Admittance cards, 1850-1853, are for courses at the Jefferson Medical School in Philadelphia. They include two matriculation cards for William D. Watson of Chatham County, N. C., dated Nov., 1850, and Oct., 1852, and an examination card Oct., 1852-1853, which is signed by Dr. S. Weir Mitchell as professor of Anatomy, Surgery and Physiology. Dr. Watson returned to Chatham County after his graduation. His house was destroyed during the Civil War. The portion of his medical library saved and stored in a neighboring attic eventually was placed in the historical Collection of the library of the University of Pennsylvania Medical School.

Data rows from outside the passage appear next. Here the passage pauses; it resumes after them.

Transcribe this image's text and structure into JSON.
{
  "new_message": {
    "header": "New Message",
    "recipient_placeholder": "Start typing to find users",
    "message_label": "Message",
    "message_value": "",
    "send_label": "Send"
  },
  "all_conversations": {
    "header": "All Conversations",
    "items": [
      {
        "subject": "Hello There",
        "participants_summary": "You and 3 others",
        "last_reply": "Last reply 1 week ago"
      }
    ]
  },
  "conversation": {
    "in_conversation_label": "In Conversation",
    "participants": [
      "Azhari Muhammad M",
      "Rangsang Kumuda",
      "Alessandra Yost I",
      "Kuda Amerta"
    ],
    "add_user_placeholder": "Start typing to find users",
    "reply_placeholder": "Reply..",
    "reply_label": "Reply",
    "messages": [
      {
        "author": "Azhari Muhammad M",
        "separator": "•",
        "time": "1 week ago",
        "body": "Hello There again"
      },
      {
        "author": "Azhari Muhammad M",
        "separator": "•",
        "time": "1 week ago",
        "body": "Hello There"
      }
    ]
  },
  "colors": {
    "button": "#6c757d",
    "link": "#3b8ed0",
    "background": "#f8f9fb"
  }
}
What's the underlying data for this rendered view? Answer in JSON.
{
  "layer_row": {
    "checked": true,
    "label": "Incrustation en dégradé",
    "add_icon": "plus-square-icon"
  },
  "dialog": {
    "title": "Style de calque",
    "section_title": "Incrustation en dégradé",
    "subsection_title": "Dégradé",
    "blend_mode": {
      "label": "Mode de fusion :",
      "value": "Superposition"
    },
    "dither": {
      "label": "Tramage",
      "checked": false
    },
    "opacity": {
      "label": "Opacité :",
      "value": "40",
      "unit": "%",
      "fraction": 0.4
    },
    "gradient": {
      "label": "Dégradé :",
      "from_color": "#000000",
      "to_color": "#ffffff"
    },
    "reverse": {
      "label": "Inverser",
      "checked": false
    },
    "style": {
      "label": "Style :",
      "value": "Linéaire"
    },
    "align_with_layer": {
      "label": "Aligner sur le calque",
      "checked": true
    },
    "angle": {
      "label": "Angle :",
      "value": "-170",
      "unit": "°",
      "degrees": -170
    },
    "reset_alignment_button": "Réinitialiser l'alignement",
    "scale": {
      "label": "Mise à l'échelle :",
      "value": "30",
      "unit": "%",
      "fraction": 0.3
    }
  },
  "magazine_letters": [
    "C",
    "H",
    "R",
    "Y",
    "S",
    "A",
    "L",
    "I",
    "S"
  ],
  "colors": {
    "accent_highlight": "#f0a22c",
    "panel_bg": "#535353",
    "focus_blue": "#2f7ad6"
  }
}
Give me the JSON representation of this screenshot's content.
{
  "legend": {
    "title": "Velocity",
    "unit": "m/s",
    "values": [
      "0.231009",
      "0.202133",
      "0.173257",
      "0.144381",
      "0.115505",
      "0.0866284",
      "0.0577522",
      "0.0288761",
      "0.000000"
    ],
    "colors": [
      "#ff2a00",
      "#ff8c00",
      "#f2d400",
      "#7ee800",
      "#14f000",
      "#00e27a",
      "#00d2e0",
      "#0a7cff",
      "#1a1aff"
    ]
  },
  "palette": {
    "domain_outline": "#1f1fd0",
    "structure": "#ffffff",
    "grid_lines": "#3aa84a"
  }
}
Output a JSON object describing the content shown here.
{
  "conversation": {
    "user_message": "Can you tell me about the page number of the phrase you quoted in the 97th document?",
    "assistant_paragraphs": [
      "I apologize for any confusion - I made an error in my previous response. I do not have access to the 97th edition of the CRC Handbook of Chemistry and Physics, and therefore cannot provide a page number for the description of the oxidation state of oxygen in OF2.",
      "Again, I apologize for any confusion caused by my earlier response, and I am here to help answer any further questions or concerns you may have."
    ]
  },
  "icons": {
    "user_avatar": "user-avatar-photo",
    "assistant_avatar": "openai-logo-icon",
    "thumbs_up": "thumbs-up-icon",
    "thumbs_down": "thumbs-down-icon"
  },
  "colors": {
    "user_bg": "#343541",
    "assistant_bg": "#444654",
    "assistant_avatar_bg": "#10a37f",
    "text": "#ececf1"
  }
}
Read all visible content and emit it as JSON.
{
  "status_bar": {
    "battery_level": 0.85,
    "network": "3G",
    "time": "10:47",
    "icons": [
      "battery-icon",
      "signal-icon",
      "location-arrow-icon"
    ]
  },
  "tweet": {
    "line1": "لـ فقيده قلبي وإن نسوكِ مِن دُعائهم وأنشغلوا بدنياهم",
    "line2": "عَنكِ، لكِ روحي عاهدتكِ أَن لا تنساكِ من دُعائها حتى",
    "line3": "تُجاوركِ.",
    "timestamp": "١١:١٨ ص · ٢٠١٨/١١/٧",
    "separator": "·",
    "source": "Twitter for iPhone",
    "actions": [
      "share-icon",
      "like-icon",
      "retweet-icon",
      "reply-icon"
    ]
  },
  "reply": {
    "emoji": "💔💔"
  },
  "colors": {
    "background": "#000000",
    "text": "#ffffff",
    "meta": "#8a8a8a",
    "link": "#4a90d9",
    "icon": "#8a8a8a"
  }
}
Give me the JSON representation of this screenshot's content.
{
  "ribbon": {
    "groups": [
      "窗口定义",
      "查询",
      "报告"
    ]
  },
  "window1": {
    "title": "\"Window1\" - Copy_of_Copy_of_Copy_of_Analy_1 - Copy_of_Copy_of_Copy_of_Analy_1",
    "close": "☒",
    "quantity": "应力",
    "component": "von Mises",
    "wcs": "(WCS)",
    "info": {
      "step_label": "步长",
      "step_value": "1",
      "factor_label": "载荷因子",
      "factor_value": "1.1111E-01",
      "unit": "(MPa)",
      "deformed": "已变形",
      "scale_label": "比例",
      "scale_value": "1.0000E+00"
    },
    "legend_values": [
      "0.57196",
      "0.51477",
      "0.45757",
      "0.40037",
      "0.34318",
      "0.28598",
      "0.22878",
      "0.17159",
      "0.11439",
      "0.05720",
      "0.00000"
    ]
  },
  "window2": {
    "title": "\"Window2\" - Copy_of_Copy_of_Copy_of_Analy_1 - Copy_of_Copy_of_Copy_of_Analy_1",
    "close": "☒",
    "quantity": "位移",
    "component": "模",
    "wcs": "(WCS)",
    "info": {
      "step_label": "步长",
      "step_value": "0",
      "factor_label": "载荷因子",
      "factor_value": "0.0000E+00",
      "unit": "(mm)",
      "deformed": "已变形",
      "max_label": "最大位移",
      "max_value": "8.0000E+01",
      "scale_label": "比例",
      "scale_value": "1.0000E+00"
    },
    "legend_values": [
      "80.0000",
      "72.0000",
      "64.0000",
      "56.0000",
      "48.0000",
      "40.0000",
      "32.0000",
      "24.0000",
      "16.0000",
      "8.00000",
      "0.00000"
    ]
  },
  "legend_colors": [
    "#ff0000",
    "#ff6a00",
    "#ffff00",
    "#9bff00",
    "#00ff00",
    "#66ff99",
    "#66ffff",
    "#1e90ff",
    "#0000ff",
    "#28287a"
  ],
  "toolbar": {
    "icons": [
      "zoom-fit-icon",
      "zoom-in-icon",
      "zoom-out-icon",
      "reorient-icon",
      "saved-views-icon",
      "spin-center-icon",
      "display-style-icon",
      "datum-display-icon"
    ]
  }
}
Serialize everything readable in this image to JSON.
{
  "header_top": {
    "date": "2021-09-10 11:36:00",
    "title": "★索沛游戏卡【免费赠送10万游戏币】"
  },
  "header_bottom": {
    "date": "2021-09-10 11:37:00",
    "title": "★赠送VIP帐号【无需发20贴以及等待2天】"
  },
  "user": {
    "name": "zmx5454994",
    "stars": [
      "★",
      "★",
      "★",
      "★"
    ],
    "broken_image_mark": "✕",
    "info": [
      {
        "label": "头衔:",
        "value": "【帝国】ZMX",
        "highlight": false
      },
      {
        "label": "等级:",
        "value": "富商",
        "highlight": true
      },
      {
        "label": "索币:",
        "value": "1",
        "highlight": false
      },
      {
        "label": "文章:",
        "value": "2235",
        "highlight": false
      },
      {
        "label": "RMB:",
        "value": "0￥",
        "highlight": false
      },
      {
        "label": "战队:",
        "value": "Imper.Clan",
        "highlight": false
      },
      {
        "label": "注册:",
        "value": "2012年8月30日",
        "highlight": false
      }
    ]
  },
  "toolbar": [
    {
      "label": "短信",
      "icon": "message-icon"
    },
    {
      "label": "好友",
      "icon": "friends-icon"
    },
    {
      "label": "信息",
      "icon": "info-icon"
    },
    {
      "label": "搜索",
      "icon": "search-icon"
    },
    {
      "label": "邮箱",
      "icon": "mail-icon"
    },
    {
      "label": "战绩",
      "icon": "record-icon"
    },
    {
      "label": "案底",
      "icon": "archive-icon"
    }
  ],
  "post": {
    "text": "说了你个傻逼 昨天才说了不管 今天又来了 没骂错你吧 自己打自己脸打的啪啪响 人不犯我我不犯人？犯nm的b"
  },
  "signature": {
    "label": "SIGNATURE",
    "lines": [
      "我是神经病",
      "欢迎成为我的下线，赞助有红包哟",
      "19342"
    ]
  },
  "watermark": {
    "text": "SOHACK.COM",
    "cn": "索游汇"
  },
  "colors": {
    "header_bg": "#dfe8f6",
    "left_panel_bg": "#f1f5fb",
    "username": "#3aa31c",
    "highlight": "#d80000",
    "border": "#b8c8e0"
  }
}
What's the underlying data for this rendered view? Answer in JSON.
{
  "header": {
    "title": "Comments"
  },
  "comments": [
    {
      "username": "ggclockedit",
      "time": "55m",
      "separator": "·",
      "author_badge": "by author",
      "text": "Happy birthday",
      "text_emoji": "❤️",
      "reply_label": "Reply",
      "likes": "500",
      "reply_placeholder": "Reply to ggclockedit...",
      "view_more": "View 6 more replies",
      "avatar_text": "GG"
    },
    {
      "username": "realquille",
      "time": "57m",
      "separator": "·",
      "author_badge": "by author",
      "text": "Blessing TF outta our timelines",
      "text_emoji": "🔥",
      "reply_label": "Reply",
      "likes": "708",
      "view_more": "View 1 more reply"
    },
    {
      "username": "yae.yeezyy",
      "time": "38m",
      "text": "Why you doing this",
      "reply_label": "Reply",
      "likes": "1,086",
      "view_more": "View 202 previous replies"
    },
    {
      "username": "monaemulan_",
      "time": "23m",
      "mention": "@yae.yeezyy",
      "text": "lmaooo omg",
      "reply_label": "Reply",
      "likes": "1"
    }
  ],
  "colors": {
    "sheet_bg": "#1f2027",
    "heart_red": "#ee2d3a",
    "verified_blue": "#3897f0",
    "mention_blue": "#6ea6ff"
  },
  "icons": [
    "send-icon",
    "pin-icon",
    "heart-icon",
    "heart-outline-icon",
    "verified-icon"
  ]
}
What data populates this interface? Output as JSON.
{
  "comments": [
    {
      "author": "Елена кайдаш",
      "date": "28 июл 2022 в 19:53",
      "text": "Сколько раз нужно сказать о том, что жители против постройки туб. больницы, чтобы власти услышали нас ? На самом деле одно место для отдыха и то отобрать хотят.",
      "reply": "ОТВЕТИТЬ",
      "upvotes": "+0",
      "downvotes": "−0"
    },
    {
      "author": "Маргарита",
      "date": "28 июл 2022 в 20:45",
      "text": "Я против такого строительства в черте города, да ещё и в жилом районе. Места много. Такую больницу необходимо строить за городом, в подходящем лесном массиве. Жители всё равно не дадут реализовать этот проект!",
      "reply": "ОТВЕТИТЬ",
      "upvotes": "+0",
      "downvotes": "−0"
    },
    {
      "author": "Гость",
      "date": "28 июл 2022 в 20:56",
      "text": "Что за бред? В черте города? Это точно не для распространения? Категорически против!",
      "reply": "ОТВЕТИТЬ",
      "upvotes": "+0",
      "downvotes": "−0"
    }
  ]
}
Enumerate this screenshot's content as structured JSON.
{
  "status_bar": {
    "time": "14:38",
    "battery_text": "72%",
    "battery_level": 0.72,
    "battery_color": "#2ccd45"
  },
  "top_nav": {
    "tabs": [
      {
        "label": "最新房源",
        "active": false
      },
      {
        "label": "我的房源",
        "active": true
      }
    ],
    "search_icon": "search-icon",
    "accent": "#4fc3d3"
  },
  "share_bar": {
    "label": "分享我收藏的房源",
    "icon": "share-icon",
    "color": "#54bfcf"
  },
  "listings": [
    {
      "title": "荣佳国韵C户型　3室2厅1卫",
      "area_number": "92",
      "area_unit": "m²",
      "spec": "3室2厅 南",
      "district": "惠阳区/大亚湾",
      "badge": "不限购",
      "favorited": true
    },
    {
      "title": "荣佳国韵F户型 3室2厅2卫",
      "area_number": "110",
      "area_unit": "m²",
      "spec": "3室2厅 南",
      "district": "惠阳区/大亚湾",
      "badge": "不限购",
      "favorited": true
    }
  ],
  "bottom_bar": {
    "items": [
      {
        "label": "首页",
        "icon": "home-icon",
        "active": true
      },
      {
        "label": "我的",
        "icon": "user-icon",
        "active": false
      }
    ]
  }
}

The Asian Maps Collection comprises maps of Korea, China, and Japan, dated from 1771-1945. Several of the maps are full color, and include woodblock prints. Several maps include information on military installments. A few maps include hand-written notations.